An Open Letter from Chancellor Castro to the CSU Community
Editor’s note: On February 4, 2022, the Chancellor’s Office of the California State University system issued the following statement.
To the California State University Community:
As many of you are aware, yesterday a story was published in the national media about the handling of sexual harassment allegations against Fresno State’s Vice President of Student Affairs and Enrollment Management Frank Lamas while I was serving as the campus president. I write to you now believing it to be of utmost importance that I immediately and directly address this matter with the entire CSU community.
Above all, I want to acknowledge the pain suffered by the members of the Fresno State community. To those who were hurt by Dr. Lamas’ behavior and actions, I am deeply and profoundly sorry.
In addition, I also recognize that aspects of Dr. Lamas’ separation from the university may have exacerbated this pain and caused understandable frustration among the campus community. I am sorry for this. I also want to provide some context in the hope that additional clarity will be helpful to those who are frustrated or confused by the circumstances of his departure.
In 2019, when a formal Title IX complaint was filed against Dr. Lamas, we acted immediately. To protect the campus community, he was removed from campus within four days. We then entered into settlement negotiations for two fundamental reasons: to permanently separate Dr. Lamas from campus as quickly as possible – without a prolonged legal fight – and to bar him permanently from future employment at Fresno State or any CSU campus. As part of the settlement agreement, which was mediated by a respected retired federal judge, I was required to provide Dr. Lamas with a letter of reference. I did so, and included language mentioning the progress the campus had made on student success and outcomes during his tenure. In hindsight, while my motives were to expedite Dr. Lamas’ permanent removal from the CSU, I regret agreeing to this aspect of the settlement, knowing that it caused additional pain.
Again, I am sorry for the pain caused by Dr. Lamas’ abhorrent behavior and actions, and for any additional hurt and understandable frustration brought about by aspects of the mediated settlement agreement.
I want you – the entire Cal State community – to know that your health, safety and well-being are my first priority. This includes fostering and sustaining an environment free from sexual harassment and all other forms of sexual misconduct. And it also means respectfully and intentionally holding space for all those affected by this behavior.
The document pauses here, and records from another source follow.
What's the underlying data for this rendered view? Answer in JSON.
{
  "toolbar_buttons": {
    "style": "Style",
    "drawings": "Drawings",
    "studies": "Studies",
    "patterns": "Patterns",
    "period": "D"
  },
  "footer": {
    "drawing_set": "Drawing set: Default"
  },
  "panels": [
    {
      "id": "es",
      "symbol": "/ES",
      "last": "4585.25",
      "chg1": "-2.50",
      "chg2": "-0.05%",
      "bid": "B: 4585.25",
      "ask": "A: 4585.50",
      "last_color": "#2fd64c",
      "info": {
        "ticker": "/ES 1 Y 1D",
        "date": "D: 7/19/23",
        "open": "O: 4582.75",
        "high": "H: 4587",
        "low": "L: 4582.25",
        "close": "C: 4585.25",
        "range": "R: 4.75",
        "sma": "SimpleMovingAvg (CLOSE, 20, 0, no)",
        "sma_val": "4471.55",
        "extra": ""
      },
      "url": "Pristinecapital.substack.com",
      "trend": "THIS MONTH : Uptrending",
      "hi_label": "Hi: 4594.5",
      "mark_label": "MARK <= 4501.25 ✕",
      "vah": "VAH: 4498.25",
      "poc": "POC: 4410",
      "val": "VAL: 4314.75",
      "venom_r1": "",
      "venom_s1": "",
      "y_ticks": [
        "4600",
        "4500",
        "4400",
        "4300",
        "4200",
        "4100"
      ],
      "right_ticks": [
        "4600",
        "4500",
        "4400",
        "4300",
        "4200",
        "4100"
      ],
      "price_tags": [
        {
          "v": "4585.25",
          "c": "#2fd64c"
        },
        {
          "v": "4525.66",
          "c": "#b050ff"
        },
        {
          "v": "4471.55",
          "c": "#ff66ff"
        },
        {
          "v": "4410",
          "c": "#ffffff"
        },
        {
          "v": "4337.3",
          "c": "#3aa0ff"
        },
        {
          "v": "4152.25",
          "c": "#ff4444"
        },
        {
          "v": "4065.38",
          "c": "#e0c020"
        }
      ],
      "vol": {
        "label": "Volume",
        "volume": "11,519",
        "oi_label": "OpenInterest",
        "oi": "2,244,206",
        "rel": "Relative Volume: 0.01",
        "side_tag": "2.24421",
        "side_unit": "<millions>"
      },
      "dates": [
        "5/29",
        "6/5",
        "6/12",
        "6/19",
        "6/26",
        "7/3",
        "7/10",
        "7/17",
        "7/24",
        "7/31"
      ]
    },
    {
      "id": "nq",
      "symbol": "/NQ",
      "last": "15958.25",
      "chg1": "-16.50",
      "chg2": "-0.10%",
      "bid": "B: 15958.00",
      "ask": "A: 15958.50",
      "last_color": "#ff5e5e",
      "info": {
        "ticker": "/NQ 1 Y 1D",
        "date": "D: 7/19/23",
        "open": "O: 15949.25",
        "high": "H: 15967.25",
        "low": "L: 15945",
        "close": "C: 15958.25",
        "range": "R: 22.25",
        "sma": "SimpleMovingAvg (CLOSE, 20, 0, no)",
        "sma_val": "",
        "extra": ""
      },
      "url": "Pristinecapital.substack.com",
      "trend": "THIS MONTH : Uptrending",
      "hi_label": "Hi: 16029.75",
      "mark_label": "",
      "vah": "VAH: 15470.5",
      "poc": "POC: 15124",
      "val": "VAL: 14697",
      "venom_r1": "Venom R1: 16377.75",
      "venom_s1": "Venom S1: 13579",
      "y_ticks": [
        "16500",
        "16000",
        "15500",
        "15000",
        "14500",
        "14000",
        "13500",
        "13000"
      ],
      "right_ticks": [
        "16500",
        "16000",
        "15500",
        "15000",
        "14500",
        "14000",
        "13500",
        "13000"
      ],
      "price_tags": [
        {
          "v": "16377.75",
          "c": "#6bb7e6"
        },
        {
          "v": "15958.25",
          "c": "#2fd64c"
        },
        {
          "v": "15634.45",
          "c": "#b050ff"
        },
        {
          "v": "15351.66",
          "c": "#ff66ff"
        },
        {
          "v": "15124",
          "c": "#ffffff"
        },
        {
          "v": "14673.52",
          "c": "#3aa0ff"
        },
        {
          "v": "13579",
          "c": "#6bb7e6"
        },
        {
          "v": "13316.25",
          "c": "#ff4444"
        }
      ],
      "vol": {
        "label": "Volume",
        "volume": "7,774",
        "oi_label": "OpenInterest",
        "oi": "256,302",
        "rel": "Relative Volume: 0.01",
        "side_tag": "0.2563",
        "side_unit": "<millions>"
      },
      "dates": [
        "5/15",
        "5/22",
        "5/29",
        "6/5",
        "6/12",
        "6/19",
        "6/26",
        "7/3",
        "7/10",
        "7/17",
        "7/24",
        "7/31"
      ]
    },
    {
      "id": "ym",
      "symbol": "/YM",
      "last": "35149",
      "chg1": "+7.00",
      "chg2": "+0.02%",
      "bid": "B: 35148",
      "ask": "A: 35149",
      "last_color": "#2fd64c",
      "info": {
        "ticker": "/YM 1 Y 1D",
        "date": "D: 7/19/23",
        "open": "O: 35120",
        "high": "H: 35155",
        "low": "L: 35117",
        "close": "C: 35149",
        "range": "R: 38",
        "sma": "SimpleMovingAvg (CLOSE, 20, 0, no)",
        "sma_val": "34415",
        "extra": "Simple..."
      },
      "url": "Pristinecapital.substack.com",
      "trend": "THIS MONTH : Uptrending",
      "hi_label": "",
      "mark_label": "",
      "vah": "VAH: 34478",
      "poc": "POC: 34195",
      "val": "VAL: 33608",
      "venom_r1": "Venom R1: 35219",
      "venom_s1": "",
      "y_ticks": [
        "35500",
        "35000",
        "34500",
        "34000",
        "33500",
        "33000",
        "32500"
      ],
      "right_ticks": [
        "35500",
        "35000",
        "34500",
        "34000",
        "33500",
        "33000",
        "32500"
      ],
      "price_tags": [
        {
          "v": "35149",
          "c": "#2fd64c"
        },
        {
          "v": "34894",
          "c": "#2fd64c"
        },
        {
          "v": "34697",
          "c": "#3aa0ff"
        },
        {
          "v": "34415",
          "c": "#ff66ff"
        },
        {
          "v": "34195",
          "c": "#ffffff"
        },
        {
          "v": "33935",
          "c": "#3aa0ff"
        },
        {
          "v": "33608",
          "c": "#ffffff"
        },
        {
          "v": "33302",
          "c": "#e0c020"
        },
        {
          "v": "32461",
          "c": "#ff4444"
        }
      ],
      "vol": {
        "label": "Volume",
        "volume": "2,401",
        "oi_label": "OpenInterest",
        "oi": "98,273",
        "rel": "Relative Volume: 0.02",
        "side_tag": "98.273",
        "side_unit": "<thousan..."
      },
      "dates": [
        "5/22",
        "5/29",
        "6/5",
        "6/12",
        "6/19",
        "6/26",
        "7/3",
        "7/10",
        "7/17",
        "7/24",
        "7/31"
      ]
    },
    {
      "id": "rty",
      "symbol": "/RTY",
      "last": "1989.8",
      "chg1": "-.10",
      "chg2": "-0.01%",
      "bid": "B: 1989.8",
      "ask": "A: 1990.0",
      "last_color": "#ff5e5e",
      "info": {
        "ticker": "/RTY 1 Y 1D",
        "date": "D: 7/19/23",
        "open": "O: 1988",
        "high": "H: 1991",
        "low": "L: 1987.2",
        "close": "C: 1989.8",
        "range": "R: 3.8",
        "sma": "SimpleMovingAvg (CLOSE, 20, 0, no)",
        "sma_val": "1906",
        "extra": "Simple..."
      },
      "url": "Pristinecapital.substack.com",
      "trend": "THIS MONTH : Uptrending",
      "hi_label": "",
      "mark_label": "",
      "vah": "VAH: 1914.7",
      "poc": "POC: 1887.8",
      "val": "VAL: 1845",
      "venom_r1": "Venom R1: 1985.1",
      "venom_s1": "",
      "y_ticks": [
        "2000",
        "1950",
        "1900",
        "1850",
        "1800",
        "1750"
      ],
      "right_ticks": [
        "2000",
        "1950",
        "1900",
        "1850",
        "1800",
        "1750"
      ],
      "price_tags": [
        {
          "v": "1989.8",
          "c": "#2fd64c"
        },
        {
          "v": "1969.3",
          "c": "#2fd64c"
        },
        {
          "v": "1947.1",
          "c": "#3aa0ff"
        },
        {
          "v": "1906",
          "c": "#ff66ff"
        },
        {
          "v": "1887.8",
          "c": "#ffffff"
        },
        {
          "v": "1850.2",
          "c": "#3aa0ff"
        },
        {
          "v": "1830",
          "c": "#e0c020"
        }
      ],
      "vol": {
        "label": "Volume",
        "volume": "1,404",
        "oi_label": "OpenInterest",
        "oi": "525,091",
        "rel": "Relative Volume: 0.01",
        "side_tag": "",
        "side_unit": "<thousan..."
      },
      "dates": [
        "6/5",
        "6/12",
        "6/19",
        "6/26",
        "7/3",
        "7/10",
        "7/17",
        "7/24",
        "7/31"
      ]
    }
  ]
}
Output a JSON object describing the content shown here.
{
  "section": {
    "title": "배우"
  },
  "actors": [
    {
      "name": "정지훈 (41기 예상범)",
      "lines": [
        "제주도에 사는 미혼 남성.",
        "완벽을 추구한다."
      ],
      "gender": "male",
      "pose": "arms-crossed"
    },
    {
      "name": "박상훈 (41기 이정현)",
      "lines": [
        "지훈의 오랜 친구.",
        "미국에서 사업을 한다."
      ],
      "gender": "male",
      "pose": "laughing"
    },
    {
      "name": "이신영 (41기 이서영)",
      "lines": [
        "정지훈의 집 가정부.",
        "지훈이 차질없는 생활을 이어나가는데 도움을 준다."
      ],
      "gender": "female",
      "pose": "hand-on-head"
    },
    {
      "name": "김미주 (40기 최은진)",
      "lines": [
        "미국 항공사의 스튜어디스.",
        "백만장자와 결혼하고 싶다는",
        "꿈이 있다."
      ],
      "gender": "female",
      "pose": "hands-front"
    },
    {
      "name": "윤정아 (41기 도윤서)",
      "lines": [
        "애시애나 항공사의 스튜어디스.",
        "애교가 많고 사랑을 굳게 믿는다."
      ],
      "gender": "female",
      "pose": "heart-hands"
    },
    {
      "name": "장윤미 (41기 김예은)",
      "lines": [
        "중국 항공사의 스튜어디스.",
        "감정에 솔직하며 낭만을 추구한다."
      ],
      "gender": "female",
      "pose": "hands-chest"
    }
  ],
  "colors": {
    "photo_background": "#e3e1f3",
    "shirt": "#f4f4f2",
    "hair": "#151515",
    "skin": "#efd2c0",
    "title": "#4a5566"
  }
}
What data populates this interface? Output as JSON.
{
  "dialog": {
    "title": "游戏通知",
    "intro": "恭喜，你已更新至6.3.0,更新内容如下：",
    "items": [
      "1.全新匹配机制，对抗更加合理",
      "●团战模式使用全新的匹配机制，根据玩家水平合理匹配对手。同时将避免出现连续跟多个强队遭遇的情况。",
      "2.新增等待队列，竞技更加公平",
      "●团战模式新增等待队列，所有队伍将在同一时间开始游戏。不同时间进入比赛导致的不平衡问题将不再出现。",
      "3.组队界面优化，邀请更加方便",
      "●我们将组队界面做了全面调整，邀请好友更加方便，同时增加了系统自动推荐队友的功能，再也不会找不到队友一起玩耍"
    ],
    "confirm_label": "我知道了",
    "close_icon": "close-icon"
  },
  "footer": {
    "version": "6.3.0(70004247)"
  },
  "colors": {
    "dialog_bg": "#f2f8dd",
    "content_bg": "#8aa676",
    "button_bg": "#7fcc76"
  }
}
To that end, I am encouraged by the work we have done over the past year, including launching a systemwide review of Title IX compliance and community awareness of Title IX rights and responsibilities – and addressing the so-called “faculty retreat rights” that complicated Dr. Lamas’ separation.
But, of course, we must do so much more – to strengthen our survivor support services; to sharpen the tools we have to quickly and effectively respond to incidents that occur; and to appropriately address legal, administrative and procedural barriers that can impede action.
We must do more – and we will do more. I am fully committed to working with our campus presidents and the CSU Board of Trustees on these critically important issues, and I pledge to continue to do so until the California State University becomes a national model for the prevention and redress of sexual misconduct in all its forms.
Joseph I. Castro